"Tell me what I need to know about The Cloud in terms I can understand and that I can do something about – or not – for my business, for my customers, and for the greater good."
Our series addresses those issues and more. At the end of this post, we've compiled the links to all posts in the series. To close, we quote John Keats:
"'Beauty is truth, truth beauty,' – that is all ye know on earth, and all ye need to know."
We offer the following images in hopes that, about cloud computing, they are "all ye need to know."
The cloud allocates just enough computing power
for you to do what you want to do.
Hosting in the cloud gives you more power for heavy traffic
and lower costs for light traffic, all dynamically adjusted.
Instead of running on your computer, Software-as-Service (SaaS)
applications run in the cloud, taking instructions from your computer,
then sending the results as output to your computer.
What you wanted to do is done.
Our Handshake 2.0 series on cloud computing ran June 12-June 22, 2009. We've compiled links to the entire series here, each opening in a new window:
Handshake 2.0 Takes on The Cloud - Introduction
Welcome to The Cloud - The Cloud Computing Story
The Cloud I Want - How The Cloud can serve the greater good
Cloud Computing for Small Businesses: More With Less
The Benefit of The Cloud for Businesses: Pay-for-Use
The Cloud is Everywhere and Nowhere at the Same Time
The Cloud: Immediate, Scalable, Billed by the Hour
The Cloud Can Offer Small Companies an Advantage Over Large Companies
The Cloud: Bring on the Bursts and the Limitless Software Choices
Cloud Computing – Just Draw Me a Picture – Conclusion (this post)
For contributing their expertise to this series, we thank Cameron Nouri of Rackspace, David Catalano of Modea, Jim Schweitzer of Vision Point Systems, Rob La Gesse of Rackspace, Barry Welch of Internet Databases, and Calvin Ribbens and Osman Balci, Computer Science at Virginia Tech.

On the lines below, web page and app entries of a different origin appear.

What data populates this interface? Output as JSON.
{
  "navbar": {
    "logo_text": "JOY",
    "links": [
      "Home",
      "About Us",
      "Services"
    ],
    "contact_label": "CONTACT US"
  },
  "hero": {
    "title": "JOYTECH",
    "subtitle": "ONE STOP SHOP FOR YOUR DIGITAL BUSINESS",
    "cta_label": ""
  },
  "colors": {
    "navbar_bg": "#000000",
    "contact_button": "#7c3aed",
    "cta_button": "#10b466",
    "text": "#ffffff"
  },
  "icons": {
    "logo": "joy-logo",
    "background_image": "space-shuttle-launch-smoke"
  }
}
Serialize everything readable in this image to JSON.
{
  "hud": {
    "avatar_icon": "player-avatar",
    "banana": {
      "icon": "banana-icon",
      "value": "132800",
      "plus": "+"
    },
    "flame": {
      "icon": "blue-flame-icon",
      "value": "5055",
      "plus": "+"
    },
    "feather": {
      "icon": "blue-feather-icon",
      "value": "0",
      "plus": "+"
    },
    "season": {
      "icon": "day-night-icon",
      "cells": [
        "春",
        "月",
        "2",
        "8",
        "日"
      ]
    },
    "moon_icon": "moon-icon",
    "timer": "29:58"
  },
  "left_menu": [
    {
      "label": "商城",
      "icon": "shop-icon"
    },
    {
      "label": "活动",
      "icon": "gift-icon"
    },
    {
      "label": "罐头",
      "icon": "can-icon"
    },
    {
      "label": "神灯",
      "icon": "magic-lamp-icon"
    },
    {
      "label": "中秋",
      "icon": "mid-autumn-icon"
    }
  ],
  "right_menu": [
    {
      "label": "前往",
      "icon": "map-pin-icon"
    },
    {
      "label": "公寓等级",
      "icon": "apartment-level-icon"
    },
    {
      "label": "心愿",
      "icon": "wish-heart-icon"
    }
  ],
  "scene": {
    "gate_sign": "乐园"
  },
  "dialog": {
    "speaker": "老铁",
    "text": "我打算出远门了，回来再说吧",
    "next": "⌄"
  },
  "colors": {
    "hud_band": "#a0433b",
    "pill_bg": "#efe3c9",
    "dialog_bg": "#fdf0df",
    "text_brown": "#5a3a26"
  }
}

Thanks to Alex Edelman for providing context for the series in Welcome to The Cloud, The Cloud I Want, and sketches and captions for the images, Kelsey Jade Sarles, graphic artist, for the series logo and the final images above, and Catherine Fong for her research.